"[R]ecommended to anyone interested in multiculturalism and migration....[and] food for thought also for scholars studying migration in less privileged contexts."--Social Anthropology
In this compelling study of the children of serial migrants, Danau Tanu argues that the international schools they attend promote an ideology of being "international" that is Eurocentric. Despite the cosmopolitan rhetoric, hierarchies of race, culture and class shape popularity, friendships, and romance on campus.

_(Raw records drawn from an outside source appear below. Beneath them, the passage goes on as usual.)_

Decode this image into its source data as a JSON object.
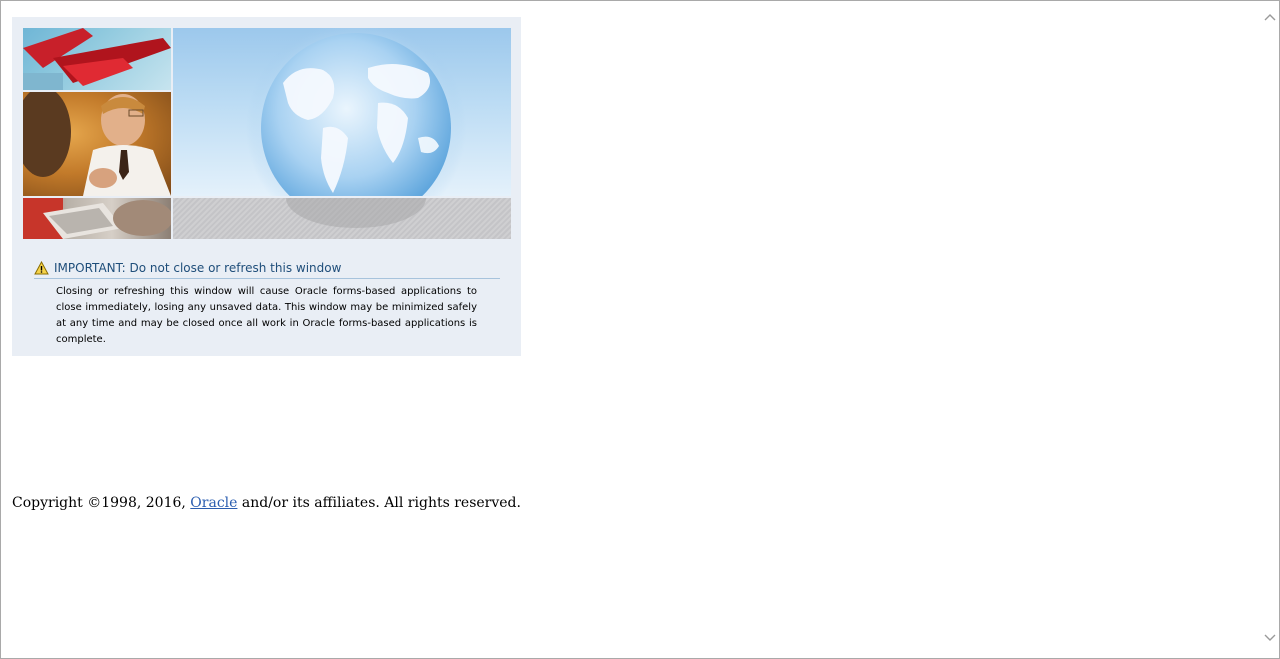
{
  "notice": {
    "heading": "IMPORTANT: Do not close or refresh this window",
    "body": "Closing or refreshing this window will cause Oracle forms-based applications to close immediately, losing any unsaved data. This window may be minimized safely at any time and may be closed once all work in Oracle forms-based applications is complete.",
    "icon": "warning-icon"
  },
  "banner": {
    "images": [
      "plane-photo",
      "businessman-photo",
      "laptop-photo",
      "globe-image"
    ]
  },
  "footer": {
    "copyright_prefix": "Copyright ©1998, 2016, ",
    "link_text": "Oracle",
    "copyright_suffix": " and/or its affiliates. All rights reserved."
  },
  "colors": {
    "panel_bg": "#e9eef5",
    "heading": "#1f4e7a",
    "link": "#2a5db0"
  }
}
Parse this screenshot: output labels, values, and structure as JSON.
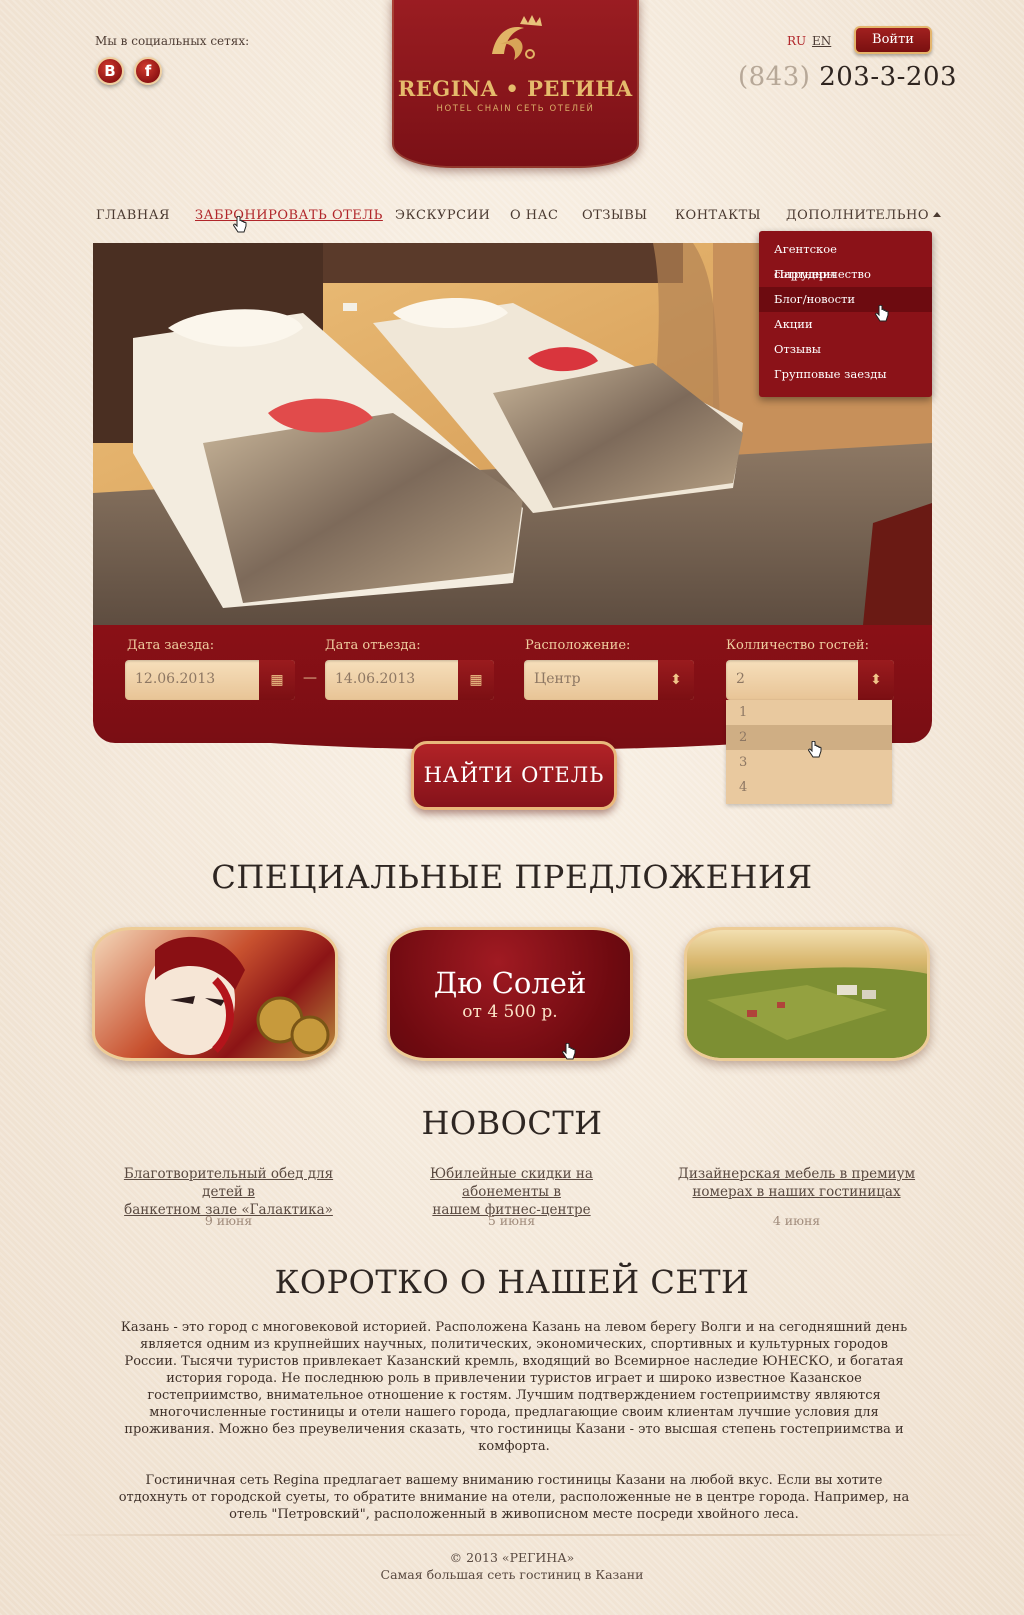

By going back to high school for a year, Tanu befriended transnational youth, often called "Third Culture Kids", to present their struggles with identity, belonging and internalized racism in their own words. The result is the first engaging, anthropological critique of the way Western-style cosmopolitanism is institutionalized as cultural capital to reproduce global socio-cultural inequalities.
From the introduction:
When I first went back to high school at thirty-something, I wanted to write a book about people who live in multiple countries as children and grow up into adults addicted to migrating. I wanted to write about people like Anne-Sophie Bolon who are popularly referred to as "Third Culture Kids" or "global nomads." ... I wanted to probe the contradiction between the celebrated image of "global citizens" and the economic privilege that makes their mobile lifestyle possible. From a personal angle, I was interested in exploring the voices among this population that had yet to be heard (particularly the voices of those of Asian descent) by documenting the persistence of culture, race, and language in defining social relations even among self-proclaimed cosmopolitan youth.